  • Cobweb of Disuse: It's not a Haunted Castle without a few.
  • Cuffs Off, Rub Wrists: When Kirk, Spock and McCoy are let out of the dungeon the first time.
  • Even Evil Has Standards: Part of what makes Korob so Affably Evil is that he's clearly not as malicious as Sylvia. As Kirk is being brought in for his second "interrogation", Korob complains to Sylvia about her being "cruel" and "torturing the specimens", implying he would much rather barter or persuade Kirk and co to go along with what he wants than brutalise them into compliance like she has.
  • Everything's Sparkly with Jewelry: Sparkly, yes. Valuable, not when you can replicate jewels as easily as making a cup of coffee. And then there's that diamond collar that Sylvia wears in both cat and human forms.
  • Foreshadowing / Leaning on the Fourth Wall: Sylvia tells Korob "I'm not a puppet like you!" At the end of the episode their true forms are played by puppets...complete with strings in the original version.
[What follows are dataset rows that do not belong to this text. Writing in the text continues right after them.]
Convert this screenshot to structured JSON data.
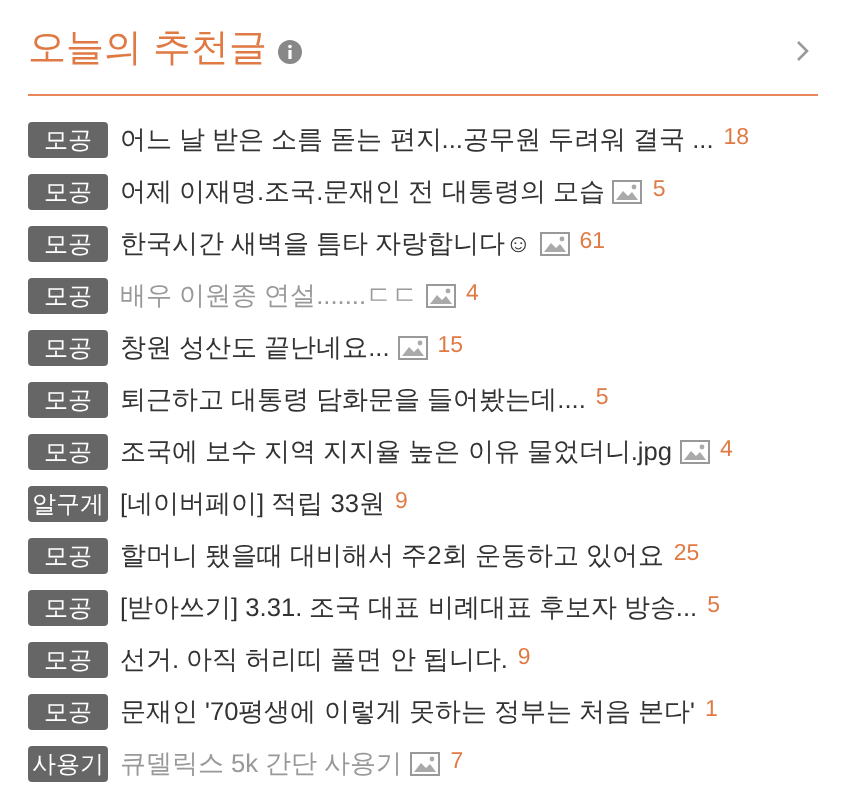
{
  "header": {
    "title": "오늘의 추천글"
  },
  "posts": [
    {
      "category": "모공",
      "title": "어느 날 받은 소름 돋는 편지...공무원 두려워 결국 ...",
      "has_image": false,
      "visited": false,
      "comments": "18"
    },
    {
      "category": "모공",
      "title": "어제 이재명.조국.문재인 전 대통령의 모습",
      "has_image": true,
      "visited": false,
      "comments": "5"
    },
    {
      "category": "모공",
      "title": "한국시간 새벽을 틈타 자랑합니다☺",
      "has_image": true,
      "visited": false,
      "comments": "61"
    },
    {
      "category": "모공",
      "title": "배우 이원종 연설.......ㄷㄷ",
      "has_image": true,
      "visited": true,
      "comments": "4"
    },
    {
      "category": "모공",
      "title": "창원 성산도 끝난네요...",
      "has_image": true,
      "visited": false,
      "comments": "15"
    },
    {
      "category": "모공",
      "title": "퇴근하고 대통령 담화문을 들어봤는데....",
      "has_image": false,
      "visited": false,
      "comments": "5"
    },
    {
      "category": "모공",
      "title": "조국에 보수 지역 지지율 높은 이유 물었더니.jpg",
      "has_image": true,
      "visited": false,
      "comments": "4"
    },
    {
      "category": "알구게",
      "title": "[네이버페이] 적립 33원",
      "has_image": false,
      "visited": false,
      "comments": "9"
    },
    {
      "category": "모공",
      "title": "할머니 됐을때 대비해서 주2회 운동하고 있어요",
      "has_image": false,
      "visited": false,
      "comments": "25"
    },
    {
      "category": "모공",
      "title": "[받아쓰기] 3.31. 조국 대표 비례대표 후보자 방송...",
      "has_image": false,
      "visited": false,
      "comments": "5"
    },
    {
      "category": "모공",
      "title": "선거. 아직 허리띠 풀면 안 됩니다.",
      "has_image": false,
      "visited": false,
      "comments": "9"
    },
    {
      "category": "모공",
      "title": "문재인 '70평생에 이렇게 못하는 정부는 처음 본다'",
      "has_image": false,
      "visited": false,
      "comments": "1"
    },
    {
      "category": "사용기",
      "title": "큐델릭스 5k 간단 사용기",
      "has_image": true,
      "visited": true,
      "comments": "7"
    }
  ]
}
  • Ghost Butler: When the landing party enter the castle, the door closes itself behind them.
  • Halloween Episode: Was originally aired around Halloween of 1967. Nearly all Haunted Castle tropes are present and occasionally discussed. Spock is familiar with a few Terran superstitions, but not with the custom of "Trick or Treat".
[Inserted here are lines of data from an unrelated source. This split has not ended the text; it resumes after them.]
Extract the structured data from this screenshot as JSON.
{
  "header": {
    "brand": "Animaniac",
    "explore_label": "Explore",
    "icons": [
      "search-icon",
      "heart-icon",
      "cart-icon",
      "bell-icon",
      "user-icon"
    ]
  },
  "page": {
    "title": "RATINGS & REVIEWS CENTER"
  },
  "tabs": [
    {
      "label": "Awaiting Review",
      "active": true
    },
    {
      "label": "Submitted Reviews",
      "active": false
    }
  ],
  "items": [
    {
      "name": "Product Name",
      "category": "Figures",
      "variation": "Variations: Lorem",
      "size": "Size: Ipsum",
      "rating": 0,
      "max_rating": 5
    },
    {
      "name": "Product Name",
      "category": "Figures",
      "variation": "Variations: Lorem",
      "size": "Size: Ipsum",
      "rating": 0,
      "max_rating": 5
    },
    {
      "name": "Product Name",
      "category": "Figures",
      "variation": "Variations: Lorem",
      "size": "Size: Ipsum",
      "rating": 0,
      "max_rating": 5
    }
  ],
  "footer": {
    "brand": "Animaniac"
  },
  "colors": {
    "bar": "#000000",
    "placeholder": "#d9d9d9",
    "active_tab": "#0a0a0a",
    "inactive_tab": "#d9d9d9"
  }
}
  • Heel-Face Turn: Korob
  • Humans Are Special: Korob and Sylvia admire the human ability to feel.
  • I Have You Now, My Pretty: Sylvia tries to pull this on Kirk in a rare genderflip of this trope. Kirk, being Kirk, quickly flips it into his favor.
  • Magic Wand: Korob has one with a crystal on the end. It is a transmuter that allows him to perform his illusions.
  • Mind Manipulation: How the aliens get Sulu and Scotty to do what they want. They claim it to be harmless. Kirk disagrees.
  • No, Mr. Bond, I Expect You to Dine: Korob offers Kirk and company a banquet. When they seem unimpressed, he offers them plates of jewels.
  • Oh Crap!: Scotty and Sulu AREN'T here to save them after all!
  • Ominous Fog: It's all over the place. Spock comment that due to the low level of water vapor in the air, it shouldn't exist. It's there purely to look scarey.
  • Power Echoes: The doom and gloom prophecy about terrible curses that Jackson gives posthumously is delivered in an ominous echo.
  • Prophecies Rhyme All the Time: The three witches when they prophesy doom for the landing party if they don't turn back. As with the other Halloween tropes, the landing party is not impressed, either by the warning or by the quality of the verse.
  • Redshirt: In a surprise inversion, Ensign Jackson wears a yellow shirt, while the most prominent Red Shirt character in the episode has command of the bridge while Kirk is offship and survives the whole episode.
  • Reset Button: Destroying Korob's transmuter undoes everything except the death of Jackson.
  • Sense Freak: A mild case, but Sylvia blatantly admits she's enjoying the ability to experience the world through human senses when Korob questions her as having forgotten their mission.
  • Shout-Out: Korob mentions to Sylvia of their duty to the Old Ones. Appropriate, considering the episode's writer was Robert Bloch.
  • Stripped to the Bone: There is a whole, bleached human skeleton in an iron maiden in the dungeon for no purpose other than to be scarey.
  • This Was His True Form: The true forms of Sylvia and Korob looked like something a Kindergartner made out of blue pipe cleaners.
  • Voodoo Doll: Sylvia calls it "Sympathetic magic". It's how she killed Jackson. She makes a model of the starship Enterprise that she uses as a voodoo doll. Incidentally, the prop used is now in the Smithsonian.
  • Voluntary Shapeshifting: Sylvia can change into a black cat and back and change her size. (We don't actually see this happen. We must infer that it does.)
  • We Hardly Knew Ye: While the writers sure seemed to treat Redshirts like cannon fodder, Kirk makes it clear he doesn't feel that way about them.
  • What Is This Thing You Call Love?: Sylvia and Korob can't get enough of human sensation.